John Mabey started his career as a mental health counselor and infuses everything he’s learned about relationships and emotions into his characters. His work has been produced in Los Angeles and New York as well as overseas in Amsterdam. Here, he gives an overview of his play and looks ahead to theater in the post-covid age.
Come see us perform John’s play, along with seven other short plays, online Nov. 13, 14, 20, 21 at 7 p.m. For details, check out our 60 is the New 40 Festival page. For tickets, click here.
- How do you describe the essence of your play to those who haven’t seen it?
This play explores the question of what happens after we stop doing the job that had previously defined us. And it celebrates the process of anxiety but ultimate joy at discovering our hidden talents. I hope people of every age will connect with these themes of where and how to belong.
- What was your inspiration to write this script?
We’re usually the heroes of our own stories, and these superhero sisters have been in my imagination for a long time. A theme I often write about is identity and especially how identity changes over time, and these characters are unique in that their superhero identities have been tied together through the bonds of family.
- How and why did you become a playwright?
I’ve been a storyteller since I was young, and playwriting grew from a desire to express myself but unsure how.

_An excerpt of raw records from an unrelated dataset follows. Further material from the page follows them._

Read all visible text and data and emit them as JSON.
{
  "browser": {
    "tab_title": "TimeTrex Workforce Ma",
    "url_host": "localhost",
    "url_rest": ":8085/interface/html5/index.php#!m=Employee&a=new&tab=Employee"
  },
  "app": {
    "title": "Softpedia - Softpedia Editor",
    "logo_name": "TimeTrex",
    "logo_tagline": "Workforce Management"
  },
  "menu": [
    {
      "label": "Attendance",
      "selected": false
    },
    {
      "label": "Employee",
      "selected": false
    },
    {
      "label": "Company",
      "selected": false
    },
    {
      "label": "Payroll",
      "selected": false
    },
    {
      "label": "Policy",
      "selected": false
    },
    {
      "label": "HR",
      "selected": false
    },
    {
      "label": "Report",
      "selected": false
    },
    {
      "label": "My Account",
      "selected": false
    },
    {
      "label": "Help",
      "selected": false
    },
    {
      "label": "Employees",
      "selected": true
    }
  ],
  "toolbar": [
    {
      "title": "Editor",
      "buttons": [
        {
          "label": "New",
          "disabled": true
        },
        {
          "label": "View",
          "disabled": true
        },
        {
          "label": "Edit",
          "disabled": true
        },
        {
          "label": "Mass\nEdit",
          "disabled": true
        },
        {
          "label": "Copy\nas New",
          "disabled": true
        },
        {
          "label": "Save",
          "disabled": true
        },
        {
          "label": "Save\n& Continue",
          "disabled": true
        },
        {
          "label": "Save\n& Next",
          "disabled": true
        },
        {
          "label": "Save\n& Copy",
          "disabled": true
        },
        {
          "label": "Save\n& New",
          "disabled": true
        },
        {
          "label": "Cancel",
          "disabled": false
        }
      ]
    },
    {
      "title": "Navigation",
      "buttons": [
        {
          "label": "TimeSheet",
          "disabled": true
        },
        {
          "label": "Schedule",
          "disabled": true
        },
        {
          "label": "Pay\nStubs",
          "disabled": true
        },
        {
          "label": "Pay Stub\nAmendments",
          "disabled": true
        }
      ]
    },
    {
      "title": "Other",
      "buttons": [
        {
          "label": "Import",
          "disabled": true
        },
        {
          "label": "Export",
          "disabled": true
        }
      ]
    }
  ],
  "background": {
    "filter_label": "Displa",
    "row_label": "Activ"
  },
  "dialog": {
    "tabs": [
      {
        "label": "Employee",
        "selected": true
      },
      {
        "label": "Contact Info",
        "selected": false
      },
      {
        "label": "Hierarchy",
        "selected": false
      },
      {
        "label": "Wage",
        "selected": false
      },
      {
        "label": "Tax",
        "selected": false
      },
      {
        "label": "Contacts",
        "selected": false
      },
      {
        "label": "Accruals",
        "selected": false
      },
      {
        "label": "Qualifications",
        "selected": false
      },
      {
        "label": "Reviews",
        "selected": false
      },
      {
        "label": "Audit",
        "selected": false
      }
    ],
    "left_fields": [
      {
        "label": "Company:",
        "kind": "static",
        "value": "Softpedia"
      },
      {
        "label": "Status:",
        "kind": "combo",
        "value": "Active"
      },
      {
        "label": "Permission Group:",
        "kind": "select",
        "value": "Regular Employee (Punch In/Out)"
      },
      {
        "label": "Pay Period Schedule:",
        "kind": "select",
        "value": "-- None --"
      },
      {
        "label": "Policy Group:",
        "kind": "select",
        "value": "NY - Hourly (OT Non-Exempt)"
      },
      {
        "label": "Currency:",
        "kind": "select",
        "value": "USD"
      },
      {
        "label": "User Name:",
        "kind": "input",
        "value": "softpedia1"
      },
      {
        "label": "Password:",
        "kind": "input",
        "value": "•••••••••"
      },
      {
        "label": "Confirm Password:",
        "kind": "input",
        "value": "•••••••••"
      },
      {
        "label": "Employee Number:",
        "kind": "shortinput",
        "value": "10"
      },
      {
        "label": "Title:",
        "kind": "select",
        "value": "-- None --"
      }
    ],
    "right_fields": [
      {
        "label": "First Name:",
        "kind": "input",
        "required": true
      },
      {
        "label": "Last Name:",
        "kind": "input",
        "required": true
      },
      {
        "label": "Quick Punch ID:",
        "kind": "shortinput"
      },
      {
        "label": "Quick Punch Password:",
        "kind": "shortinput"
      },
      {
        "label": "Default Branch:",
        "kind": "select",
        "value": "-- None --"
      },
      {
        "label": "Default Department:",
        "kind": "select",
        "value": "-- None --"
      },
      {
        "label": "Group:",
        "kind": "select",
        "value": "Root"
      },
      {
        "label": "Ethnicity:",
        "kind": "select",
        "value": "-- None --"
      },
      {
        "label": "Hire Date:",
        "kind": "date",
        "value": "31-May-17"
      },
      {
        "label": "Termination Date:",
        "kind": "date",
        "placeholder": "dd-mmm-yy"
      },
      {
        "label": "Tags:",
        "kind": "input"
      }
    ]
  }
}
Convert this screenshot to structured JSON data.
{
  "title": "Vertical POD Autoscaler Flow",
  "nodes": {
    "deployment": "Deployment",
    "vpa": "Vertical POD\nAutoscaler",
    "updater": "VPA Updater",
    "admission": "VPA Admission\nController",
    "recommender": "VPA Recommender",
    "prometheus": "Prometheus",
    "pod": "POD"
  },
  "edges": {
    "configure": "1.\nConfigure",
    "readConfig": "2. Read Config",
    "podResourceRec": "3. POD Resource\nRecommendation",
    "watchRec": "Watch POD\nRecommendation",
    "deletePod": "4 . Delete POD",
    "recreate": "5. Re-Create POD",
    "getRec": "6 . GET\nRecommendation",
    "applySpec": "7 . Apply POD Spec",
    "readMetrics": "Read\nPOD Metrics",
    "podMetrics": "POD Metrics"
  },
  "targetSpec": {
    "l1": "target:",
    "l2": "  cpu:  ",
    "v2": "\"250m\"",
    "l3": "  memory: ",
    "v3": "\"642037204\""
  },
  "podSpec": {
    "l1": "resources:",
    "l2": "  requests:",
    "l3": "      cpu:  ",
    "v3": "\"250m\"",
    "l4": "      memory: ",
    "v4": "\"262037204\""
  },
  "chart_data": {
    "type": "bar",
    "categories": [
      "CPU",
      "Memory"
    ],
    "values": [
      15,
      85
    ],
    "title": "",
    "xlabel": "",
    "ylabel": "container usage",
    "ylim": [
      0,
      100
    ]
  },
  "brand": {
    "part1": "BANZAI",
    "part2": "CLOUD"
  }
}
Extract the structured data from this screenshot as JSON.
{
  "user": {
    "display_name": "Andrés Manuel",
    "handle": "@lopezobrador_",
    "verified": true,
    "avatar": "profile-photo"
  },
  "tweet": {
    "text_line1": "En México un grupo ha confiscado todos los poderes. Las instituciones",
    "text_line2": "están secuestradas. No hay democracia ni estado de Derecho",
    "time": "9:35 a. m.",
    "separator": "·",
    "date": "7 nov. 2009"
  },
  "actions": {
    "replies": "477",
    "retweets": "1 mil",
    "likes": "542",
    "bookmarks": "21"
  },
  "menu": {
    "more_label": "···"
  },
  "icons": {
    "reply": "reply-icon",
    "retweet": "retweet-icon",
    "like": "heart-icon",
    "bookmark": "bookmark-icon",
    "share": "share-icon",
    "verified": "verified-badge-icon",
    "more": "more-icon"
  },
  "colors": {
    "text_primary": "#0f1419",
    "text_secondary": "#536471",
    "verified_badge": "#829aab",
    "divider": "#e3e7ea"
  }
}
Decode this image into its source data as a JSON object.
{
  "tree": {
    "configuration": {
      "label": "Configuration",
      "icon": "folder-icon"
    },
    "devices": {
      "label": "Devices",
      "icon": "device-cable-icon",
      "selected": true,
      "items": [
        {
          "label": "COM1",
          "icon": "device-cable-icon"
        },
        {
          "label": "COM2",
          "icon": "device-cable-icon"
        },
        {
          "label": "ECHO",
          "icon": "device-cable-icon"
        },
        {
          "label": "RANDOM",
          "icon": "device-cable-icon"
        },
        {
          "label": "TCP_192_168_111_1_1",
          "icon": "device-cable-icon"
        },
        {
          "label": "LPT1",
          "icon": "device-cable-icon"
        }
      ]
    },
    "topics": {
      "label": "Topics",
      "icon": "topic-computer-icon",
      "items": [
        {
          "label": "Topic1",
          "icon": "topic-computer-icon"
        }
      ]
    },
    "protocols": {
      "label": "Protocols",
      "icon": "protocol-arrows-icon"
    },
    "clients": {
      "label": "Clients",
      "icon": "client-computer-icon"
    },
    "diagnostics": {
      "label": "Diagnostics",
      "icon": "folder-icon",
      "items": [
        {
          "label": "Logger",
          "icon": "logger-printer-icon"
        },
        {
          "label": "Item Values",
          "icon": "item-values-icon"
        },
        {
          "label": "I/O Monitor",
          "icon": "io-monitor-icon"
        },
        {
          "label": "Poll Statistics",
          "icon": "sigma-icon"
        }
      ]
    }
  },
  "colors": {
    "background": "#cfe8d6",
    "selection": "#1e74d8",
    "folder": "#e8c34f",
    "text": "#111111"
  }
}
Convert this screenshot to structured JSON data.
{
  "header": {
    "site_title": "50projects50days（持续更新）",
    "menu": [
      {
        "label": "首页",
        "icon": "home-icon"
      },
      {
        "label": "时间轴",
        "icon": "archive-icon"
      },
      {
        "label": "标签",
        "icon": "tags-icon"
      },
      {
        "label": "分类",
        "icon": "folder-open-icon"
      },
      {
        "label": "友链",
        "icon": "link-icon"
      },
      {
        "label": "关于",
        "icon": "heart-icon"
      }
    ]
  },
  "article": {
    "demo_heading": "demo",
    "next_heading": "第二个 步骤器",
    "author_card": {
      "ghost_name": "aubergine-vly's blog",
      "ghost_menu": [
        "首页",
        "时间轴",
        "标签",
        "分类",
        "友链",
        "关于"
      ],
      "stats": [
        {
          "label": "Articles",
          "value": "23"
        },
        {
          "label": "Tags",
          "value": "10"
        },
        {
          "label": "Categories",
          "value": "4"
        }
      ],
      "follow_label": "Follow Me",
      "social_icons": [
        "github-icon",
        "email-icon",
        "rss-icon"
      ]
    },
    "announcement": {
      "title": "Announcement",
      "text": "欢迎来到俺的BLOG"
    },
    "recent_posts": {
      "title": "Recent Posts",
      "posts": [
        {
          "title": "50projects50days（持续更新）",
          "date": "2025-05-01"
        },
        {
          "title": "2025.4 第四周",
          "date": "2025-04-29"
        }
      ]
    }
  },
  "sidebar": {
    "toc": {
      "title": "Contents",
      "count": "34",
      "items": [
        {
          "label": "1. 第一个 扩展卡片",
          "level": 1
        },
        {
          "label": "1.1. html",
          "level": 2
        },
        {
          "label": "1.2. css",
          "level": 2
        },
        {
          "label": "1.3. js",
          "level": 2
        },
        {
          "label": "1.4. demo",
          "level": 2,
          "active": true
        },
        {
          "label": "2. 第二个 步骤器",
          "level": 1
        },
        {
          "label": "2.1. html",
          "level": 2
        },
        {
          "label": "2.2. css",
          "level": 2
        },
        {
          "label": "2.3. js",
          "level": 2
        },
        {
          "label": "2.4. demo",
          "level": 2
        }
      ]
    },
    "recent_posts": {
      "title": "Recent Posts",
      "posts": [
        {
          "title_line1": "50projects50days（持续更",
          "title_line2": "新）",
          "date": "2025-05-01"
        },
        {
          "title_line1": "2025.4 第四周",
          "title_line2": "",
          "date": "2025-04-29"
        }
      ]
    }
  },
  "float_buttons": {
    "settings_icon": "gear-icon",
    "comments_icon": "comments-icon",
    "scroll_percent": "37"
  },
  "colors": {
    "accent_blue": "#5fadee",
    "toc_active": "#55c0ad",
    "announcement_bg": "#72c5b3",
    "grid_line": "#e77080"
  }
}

I was raised in a small community but unexpectedly had the chance to travel abroad as a teenager, becoming immersed in diverse cultures vastly different from my own.
These experiences changed me in many ways, but especially in my sense of storytelling: what stories I can tell, how a story can be told, and that there isn’t just one way to tell a story. I wrote a lot during this time and what I loved most about the characters I created were their inner lives and motivations that drove their actions.
This led me to work in the counseling profession, and I earned a Masters in Counseling as well, specializing in a community-based eclectic approach that (much like my playwriting) didn’t favor one theoretical technique over another.
Writing became my passion as I continued to write plays but also book chapters and journal articles about sexuality, spirituality, aging and how we create a sense of belonging. I continually bring these themes into my playwriting, especially examining the effects of power structures and how to navigate multiple and intersecting identities within the LGBTQIA+ community.
- What are your hopes and expectations for theater in a post-Covid world?
I’m full of hope. In a post-COVID world, I hope that these creative ways we’ve kept theatre alive will translate into continued opportunities for virtual theatre. I’ve been able to have readings, workshops, and productions of my plays in a virtual capacity that allows for collaborations across demographics and time zones that was not possible previously.
I expect theatre to look very different in the years to come as the creativity that’s been shown in 2020 will continue to inspire what happens next.
- Have you been writing during the Covid quarantine? If so, what projects do you have underway? If not, how have you been filling your days?
I’ve felt very inspired during the quarantine, and also allowed myself to take breaks from writing as needed. Creativity looks very different at different times, and for a writer to just spend time in nature and daydream is absolutely part of that process.
During the quarantine, I’ve had over 20 productions of short plays and monologues on different continents and also completed revisions on my full-length play as well. When I’m not writing, you can find me taking long walks and having endless conversations with my characters.